The reasons why estimates vary so dramatically mirrors the diversity of product category itself: While the category “biopesticides” can include such sub-categories as microbes, biochemicals, plant growth regulators, insect growth regulators, beneficials, essential oils, pheromones, minerals, etc., not all research uses the same criteria to define the market. Similarly, biopesticides are used in food crops, turf and ornamentals, forage and pastureland, public health, and forestry. Just as the market research varies by the types of biopesticides it examines, so too does it vary by use. Despite these differences, however, the growth of the biopesticide market is a consistent message that comes through in most studies.
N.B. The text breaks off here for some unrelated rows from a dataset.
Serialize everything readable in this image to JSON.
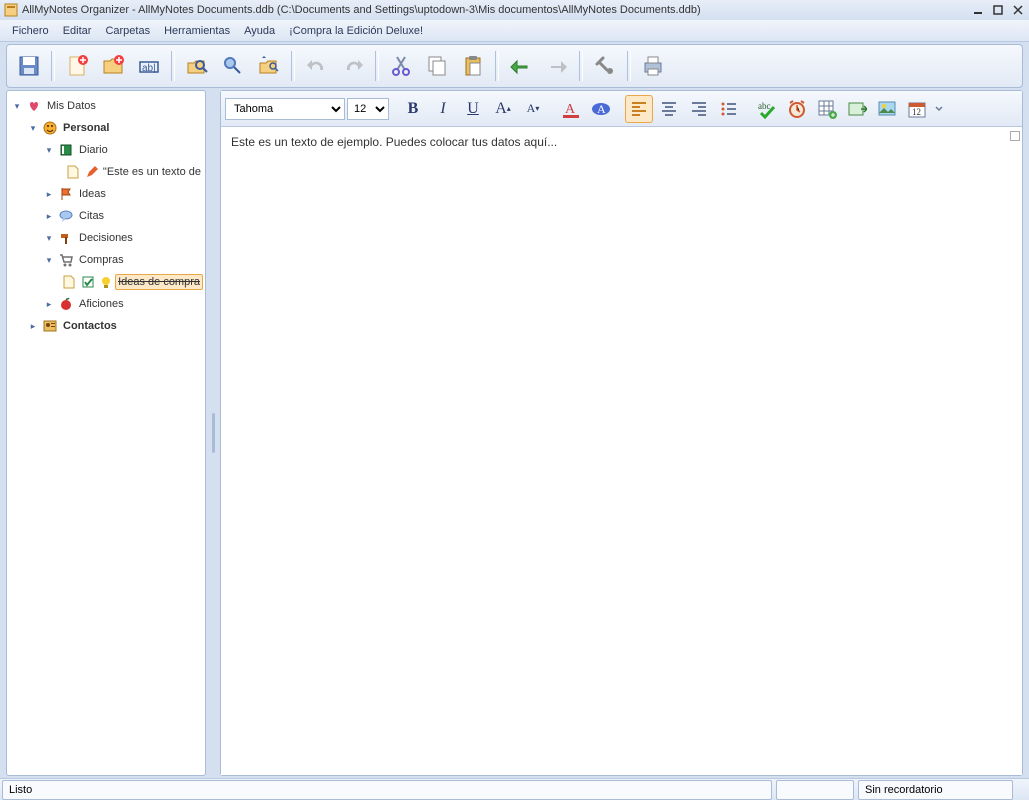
{
  "window": {
    "title": "AllMyNotes Organizer - AllMyNotes Documents.ddb (C:\\Documents and Settings\\uptodown-3\\Mis documentos\\AllMyNotes Documents.ddb)"
  },
  "menu": {
    "fichero": "Fichero",
    "editar": "Editar",
    "carpetas": "Carpetas",
    "herramientas": "Herramientas",
    "ayuda": "Ayuda",
    "promo": "¡Compra la Edición Deluxe!"
  },
  "tree": {
    "root": "Mis Datos",
    "personal": "Personal",
    "diario": "Diario",
    "diario_note": "\"Este es un texto de",
    "ideas": "Ideas",
    "citas": "Citas",
    "decisiones": "Decisiones",
    "compras": "Compras",
    "compras_note": "Ideas de compra",
    "aficiones": "Aficiones",
    "contactos": "Contactos"
  },
  "format": {
    "font": "Tahoma",
    "size": "12"
  },
  "editor": {
    "content": "Este es un texto de ejemplo. Puedes colocar tus datos aquí..."
  },
  "status": {
    "left": "Listo",
    "mid": "",
    "right": "Sin recordatorio"
  }
}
With that caveat in mind, in 2006, Arysta LifeScience estimated the worldwide biopesticide market at approximately $541 million. A 2008 study released by Global Industry Analysts, Inc. (GIA) estimated that biopesticides represented about 3% ($750 million ) of the overall pesticides market and was likely to reach the $1 billion mark by 2010. Key factors in this growth include a larger overall investment in biopesticide research and development, a more established application of Integrated Pest Management (IPM) and Integrated Crop Management (ICM) concepts, and increased area under organic production.
Perhaps the single most important factor in the growth of the biopesticide market is advancements in biopesticide technology. Extensive and systematic research has resulted in enhancements to formulation techniques, the ability to manufacture biopesticides through mass production, increased storage and shelf life capabilities, and improved application methods. By extension, increased knowledge among end users has contributed to increased adoption. As the cumulative proposition offered by biopesticides has become better understood – resistance management benefits, residue management benefits, enhanced yield and crop quality, labor management benefits, and oftentimes enhanced control when used alongside traditional chemicals – farmers in conventional programs are becoming more receptive to trialing and implementing biopesticides.
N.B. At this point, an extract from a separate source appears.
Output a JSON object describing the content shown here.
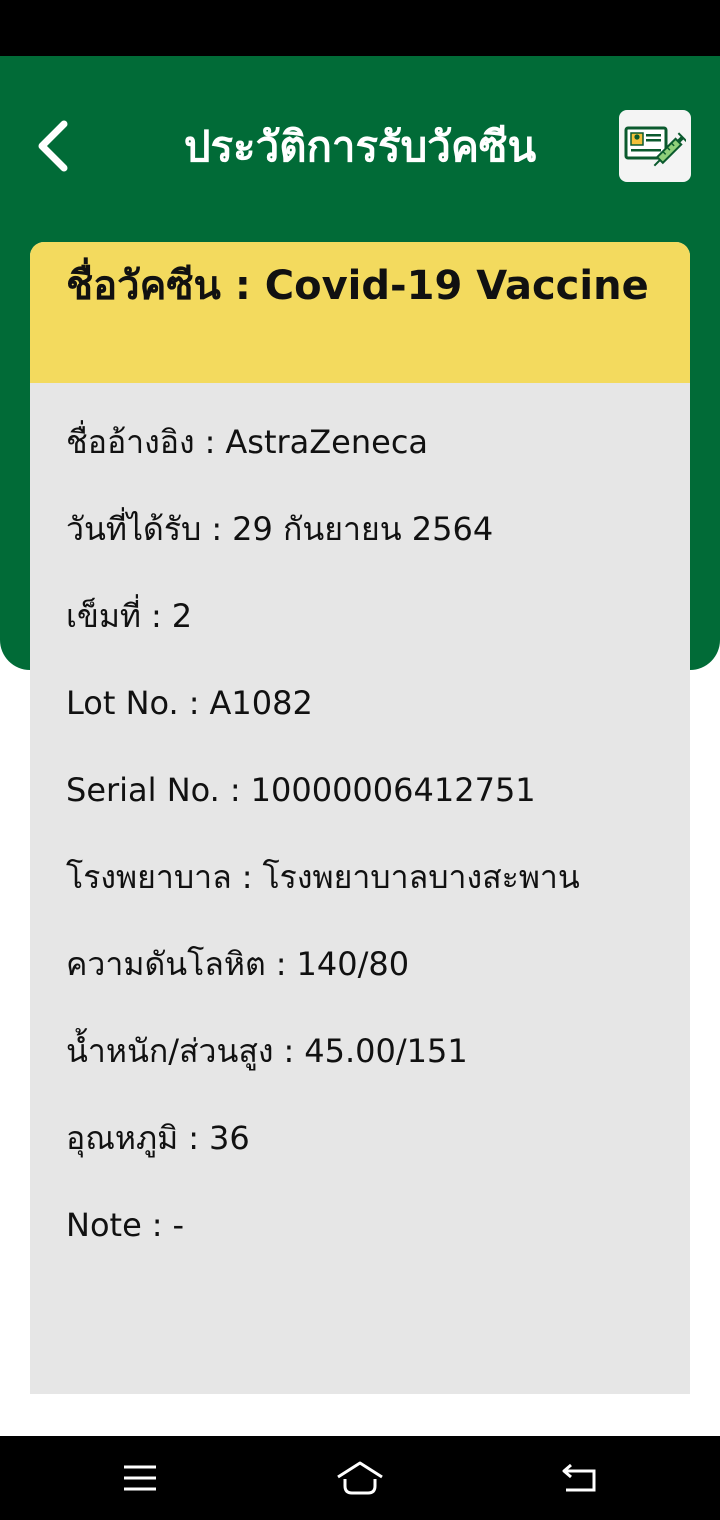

Biopesticides are used most widely on specialty crops. A BCC Research Corporation study released in 2006 estimated that orchard crops hold the largest share of biopesticides use at 55%. Biopesticides are also used on non-food crops such as forage crops, as well field crops such as corn and soybeans. This class of products also has important applications outside of production agriculture in the areas of public health and forestry.
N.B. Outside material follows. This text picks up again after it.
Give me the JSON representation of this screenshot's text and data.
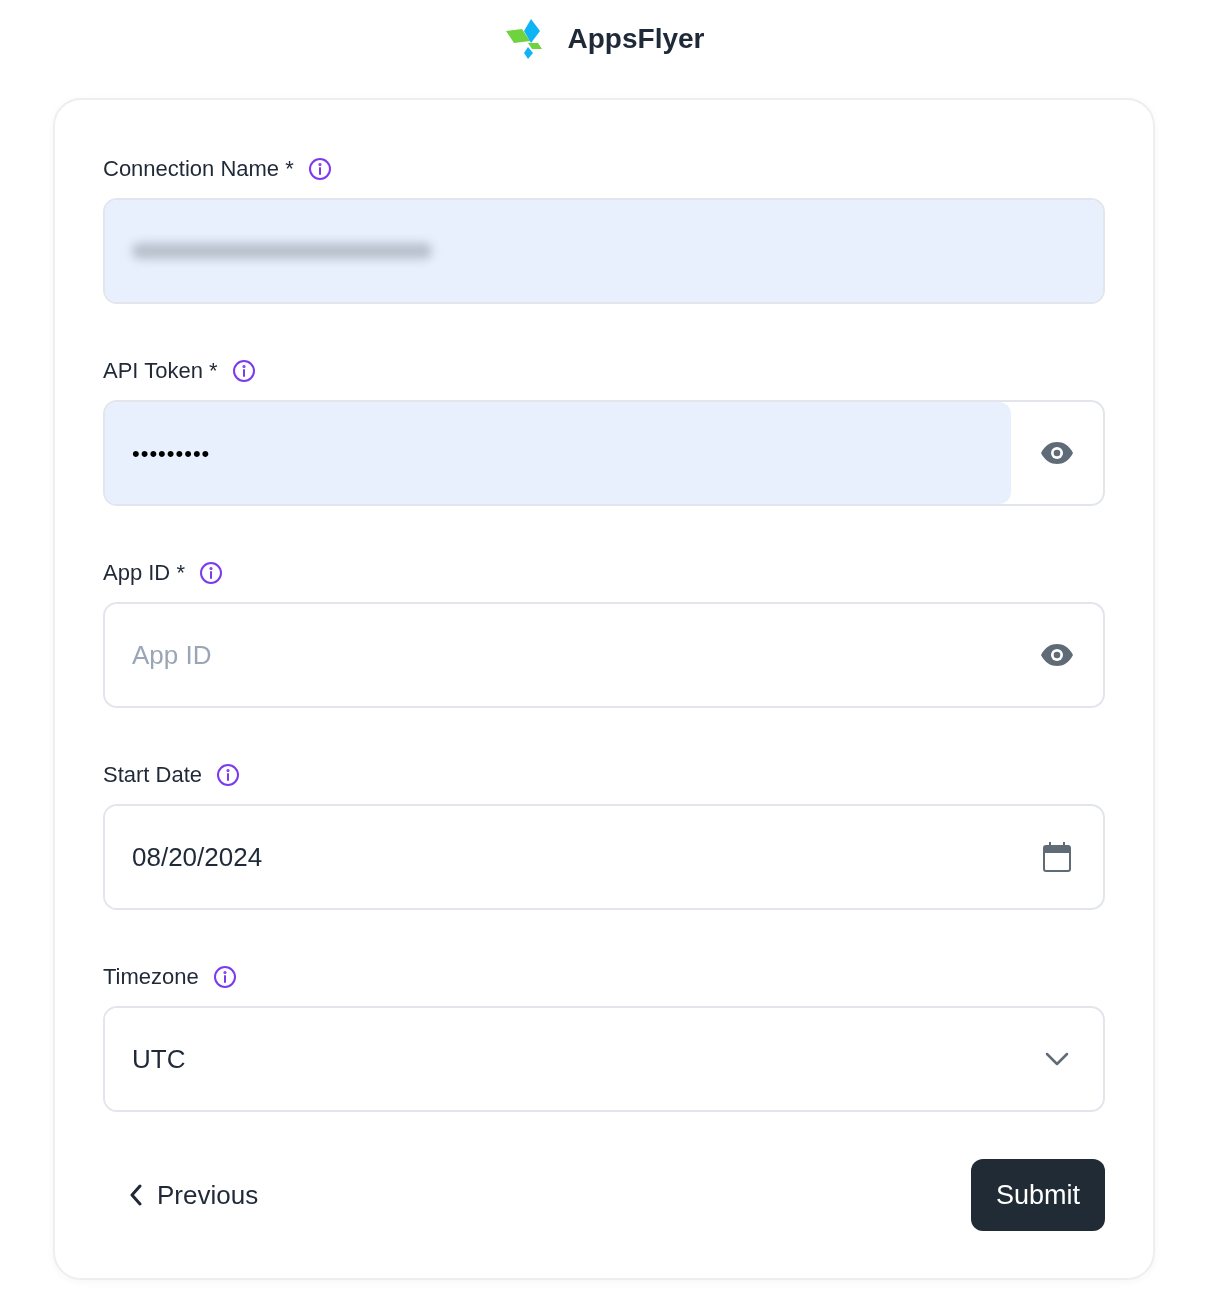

A 2009 report from research firm Frost & Sullivan says increasing demand for chemical-free crops and more organic farming has led to augmented usage of biopesticides in North America and Western Europe. It put the value of biopesticides in those combined markets at US$594.2 million in 2008 and forecast that market to nearly double by 2015 to a market value of $1.02 billion.